A former Telltale employee is suing the company in a class-action lawsuit, alleging that it violated labor laws on the books in California and nationwide when it laid off hundreds of employees on Friday in advance of a planned closure of the studio.
As reported by Polygon, the complaint, filed Monday in federal court in San Francisco, is a class-action lawsuit submitted by Vernie Roberts on behalf of himself and his fellow laid-off workers. In the complaint, Roberts says Telltale — which is based in the San Francisco suburb of San Rafael, California — let go of the employees “without cause” and without providing them with “advance written notice as required by the WARN Act.”
The federal Worker Adjustment and Retraining Notification Act, which became law in 1988, stipulates that most businesses with at least 100 full-time workers must notify employees 60 days in advance of any plant closings or mass layoffs. The act defines a “mass layoff” as a reduction of 50 or more employees within a 30-day period (if the total comprises at least one-third of the company’s workforce), or any layoff of 500 or more workers. California’s state-level version of the WARN Act, which took effect in 2003, has more stringent requirements for businesses: It lowers the company-size threshold to 75 full- or part-time workers, and applies to any reduction of at least 50 employees. (Both the state and federal laws require advance notice of 60 days.)
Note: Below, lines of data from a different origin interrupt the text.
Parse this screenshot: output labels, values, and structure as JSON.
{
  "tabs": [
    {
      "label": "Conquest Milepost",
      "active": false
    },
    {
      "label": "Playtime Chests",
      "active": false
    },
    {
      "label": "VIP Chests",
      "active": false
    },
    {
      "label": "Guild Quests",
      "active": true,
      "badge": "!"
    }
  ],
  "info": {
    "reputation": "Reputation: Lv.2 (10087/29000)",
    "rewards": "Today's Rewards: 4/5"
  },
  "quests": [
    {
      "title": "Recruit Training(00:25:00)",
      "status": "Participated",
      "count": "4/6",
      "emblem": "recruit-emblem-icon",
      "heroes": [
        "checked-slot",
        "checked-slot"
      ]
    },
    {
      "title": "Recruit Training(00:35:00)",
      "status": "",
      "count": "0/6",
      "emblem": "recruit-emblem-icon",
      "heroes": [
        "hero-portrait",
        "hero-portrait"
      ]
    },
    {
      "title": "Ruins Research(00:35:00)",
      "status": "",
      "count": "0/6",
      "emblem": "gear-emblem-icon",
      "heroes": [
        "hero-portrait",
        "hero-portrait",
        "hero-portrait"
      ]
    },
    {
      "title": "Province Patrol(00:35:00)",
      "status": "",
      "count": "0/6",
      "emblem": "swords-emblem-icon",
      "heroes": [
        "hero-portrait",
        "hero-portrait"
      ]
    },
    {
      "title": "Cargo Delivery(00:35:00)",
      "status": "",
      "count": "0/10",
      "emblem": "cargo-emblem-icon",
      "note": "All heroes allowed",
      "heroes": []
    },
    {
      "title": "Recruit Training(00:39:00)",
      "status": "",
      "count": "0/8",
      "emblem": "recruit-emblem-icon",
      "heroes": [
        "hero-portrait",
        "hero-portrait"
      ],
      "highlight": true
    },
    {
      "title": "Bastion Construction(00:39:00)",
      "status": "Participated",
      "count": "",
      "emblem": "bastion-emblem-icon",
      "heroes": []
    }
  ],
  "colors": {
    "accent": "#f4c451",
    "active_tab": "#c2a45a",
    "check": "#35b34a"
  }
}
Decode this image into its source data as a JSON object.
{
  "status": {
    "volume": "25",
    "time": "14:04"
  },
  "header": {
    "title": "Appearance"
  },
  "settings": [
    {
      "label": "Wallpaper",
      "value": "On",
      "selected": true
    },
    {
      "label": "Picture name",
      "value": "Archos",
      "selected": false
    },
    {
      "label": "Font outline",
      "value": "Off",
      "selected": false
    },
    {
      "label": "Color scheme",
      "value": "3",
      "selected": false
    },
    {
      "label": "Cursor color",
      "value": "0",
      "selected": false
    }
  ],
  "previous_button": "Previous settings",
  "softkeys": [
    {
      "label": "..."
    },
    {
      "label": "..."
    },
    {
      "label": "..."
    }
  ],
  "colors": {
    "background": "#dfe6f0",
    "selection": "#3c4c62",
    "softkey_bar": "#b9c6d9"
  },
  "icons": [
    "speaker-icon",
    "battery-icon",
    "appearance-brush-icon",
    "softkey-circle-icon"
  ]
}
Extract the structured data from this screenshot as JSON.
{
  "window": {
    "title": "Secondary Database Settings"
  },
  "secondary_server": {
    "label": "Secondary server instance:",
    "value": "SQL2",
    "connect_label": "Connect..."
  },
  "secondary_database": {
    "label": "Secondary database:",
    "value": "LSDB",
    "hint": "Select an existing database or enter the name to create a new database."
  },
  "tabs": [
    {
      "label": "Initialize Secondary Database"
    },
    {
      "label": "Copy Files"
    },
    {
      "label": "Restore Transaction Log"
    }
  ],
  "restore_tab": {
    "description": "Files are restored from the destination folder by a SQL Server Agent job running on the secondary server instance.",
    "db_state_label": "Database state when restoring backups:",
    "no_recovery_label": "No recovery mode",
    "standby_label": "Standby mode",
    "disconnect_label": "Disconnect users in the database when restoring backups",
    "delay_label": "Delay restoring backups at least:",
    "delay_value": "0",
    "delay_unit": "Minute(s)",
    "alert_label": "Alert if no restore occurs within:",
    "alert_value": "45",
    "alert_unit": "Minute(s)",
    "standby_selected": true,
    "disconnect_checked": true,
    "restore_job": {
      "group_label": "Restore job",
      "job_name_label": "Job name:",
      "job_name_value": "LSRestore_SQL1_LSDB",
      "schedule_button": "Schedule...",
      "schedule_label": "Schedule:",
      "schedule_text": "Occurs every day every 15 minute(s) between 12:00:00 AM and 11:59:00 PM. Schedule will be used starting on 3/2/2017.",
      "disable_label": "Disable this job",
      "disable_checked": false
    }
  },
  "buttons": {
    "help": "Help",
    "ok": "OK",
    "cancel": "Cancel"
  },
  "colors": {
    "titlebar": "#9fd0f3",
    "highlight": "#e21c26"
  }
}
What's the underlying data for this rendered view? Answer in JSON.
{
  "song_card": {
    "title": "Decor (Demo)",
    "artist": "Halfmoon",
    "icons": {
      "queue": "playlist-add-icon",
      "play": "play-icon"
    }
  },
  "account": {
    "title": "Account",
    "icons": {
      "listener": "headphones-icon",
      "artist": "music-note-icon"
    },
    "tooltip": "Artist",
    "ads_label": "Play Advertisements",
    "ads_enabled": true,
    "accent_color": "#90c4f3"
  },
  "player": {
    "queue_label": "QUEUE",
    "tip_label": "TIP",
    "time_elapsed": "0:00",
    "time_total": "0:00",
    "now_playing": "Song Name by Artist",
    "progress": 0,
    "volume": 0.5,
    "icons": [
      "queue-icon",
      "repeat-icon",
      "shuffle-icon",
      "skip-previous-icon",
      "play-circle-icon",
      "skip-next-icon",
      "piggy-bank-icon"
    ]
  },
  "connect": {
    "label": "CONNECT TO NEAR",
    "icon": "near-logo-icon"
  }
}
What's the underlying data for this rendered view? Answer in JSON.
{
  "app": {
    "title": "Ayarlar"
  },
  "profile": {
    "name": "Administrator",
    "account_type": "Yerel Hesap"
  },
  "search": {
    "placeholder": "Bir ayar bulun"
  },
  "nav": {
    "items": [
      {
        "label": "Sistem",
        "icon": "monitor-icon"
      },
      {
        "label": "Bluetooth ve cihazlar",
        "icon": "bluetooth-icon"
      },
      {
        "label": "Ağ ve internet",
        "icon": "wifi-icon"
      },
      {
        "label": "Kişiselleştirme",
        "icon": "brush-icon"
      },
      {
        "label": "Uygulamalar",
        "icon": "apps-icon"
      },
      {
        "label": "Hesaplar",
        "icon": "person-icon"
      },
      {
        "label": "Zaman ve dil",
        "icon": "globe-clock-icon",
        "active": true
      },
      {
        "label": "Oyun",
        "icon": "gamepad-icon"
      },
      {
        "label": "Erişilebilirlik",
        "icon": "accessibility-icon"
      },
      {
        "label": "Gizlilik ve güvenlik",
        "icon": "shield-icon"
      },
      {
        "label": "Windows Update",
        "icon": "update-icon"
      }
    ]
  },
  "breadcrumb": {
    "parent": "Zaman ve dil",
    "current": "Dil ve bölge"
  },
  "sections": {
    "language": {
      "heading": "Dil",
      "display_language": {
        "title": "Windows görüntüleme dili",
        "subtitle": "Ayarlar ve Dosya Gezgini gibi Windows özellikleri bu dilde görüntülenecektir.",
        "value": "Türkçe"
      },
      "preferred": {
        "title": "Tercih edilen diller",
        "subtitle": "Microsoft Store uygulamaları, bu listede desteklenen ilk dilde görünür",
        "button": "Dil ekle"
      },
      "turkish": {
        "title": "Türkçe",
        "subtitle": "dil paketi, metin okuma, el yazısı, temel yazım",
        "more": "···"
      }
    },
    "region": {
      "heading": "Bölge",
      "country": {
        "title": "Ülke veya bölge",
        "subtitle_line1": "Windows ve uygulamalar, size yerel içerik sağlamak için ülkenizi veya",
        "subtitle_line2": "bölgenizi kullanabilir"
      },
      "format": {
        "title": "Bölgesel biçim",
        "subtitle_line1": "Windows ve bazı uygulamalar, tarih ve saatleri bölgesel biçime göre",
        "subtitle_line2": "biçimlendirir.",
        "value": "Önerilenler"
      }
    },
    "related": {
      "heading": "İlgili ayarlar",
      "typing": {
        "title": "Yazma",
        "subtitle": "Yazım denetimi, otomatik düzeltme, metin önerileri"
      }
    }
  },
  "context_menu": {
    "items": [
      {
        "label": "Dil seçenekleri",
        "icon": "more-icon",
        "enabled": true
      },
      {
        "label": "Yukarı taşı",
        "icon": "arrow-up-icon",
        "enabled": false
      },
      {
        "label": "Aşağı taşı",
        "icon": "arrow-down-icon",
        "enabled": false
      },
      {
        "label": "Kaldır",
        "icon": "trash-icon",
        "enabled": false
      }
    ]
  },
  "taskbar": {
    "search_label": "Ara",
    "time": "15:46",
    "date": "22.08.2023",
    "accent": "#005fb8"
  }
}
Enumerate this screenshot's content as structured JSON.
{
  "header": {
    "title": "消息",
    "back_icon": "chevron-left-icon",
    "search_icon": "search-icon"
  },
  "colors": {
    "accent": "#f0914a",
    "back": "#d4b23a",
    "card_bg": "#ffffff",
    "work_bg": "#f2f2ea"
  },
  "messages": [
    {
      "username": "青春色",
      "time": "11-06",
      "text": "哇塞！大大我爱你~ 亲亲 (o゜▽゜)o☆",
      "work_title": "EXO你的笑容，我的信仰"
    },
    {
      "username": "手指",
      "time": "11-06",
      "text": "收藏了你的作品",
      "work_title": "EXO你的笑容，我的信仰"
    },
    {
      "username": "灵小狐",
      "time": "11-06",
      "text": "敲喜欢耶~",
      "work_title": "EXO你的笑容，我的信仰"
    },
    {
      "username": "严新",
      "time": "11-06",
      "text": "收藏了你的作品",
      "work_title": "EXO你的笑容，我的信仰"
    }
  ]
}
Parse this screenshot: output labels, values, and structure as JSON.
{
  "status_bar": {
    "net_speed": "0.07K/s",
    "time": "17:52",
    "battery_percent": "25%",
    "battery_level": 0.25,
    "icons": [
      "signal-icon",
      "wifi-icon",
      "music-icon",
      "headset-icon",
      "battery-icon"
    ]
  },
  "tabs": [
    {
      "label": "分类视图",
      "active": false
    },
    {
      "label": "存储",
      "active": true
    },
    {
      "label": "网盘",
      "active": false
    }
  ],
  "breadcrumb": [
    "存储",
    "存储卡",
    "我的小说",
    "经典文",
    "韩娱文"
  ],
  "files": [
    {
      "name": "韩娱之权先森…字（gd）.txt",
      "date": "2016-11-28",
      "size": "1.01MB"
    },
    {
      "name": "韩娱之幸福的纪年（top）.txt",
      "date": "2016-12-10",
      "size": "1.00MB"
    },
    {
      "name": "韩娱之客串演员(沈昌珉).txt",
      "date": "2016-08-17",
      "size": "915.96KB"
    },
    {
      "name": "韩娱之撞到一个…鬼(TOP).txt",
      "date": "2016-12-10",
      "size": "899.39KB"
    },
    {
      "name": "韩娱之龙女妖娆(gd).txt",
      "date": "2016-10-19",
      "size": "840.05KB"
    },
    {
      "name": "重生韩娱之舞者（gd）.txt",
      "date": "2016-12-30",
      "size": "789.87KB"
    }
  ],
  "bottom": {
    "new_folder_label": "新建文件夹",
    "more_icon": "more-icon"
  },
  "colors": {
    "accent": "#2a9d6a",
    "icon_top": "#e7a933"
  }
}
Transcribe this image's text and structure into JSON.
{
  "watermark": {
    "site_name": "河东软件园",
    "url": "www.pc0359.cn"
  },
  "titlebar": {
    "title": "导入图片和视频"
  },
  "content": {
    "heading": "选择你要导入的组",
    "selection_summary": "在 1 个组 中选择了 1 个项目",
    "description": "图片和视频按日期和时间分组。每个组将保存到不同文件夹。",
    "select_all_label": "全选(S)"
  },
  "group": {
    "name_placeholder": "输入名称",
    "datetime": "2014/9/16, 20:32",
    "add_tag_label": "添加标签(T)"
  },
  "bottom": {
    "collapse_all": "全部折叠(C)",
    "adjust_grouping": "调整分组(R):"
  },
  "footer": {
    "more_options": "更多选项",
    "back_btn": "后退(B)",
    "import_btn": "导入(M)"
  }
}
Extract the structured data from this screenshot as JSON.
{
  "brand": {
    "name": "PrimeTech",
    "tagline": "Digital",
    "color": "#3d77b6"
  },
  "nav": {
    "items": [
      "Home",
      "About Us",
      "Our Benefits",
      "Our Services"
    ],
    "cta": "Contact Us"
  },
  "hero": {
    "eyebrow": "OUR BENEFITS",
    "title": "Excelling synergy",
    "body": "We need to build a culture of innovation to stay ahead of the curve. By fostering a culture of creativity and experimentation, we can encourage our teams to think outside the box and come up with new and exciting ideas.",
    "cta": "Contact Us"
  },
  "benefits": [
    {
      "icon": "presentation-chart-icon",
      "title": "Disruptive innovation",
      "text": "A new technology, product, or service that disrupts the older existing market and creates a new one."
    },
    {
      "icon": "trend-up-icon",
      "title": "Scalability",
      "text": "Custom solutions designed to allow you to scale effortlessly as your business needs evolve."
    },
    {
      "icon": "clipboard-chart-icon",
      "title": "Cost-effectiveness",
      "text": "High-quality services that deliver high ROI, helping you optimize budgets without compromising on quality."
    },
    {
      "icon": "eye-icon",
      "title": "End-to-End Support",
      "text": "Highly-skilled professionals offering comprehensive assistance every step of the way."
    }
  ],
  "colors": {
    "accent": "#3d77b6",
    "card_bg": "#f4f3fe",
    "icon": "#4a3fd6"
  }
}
Roberts’ complaint says the total layoffs at Telltale amount to approximately 275 employees. The figure appears to include the layoffs that occurred Sept. 21, which media reports pegged at about 250 individuals, as well as the skeleton crew of 25 that remains at the studio as it winds down operations. Telltale terminated the employees without providing any severance, according to the complaint. The laid-off individuals are reportedly receiving health benefits only until the end of the month.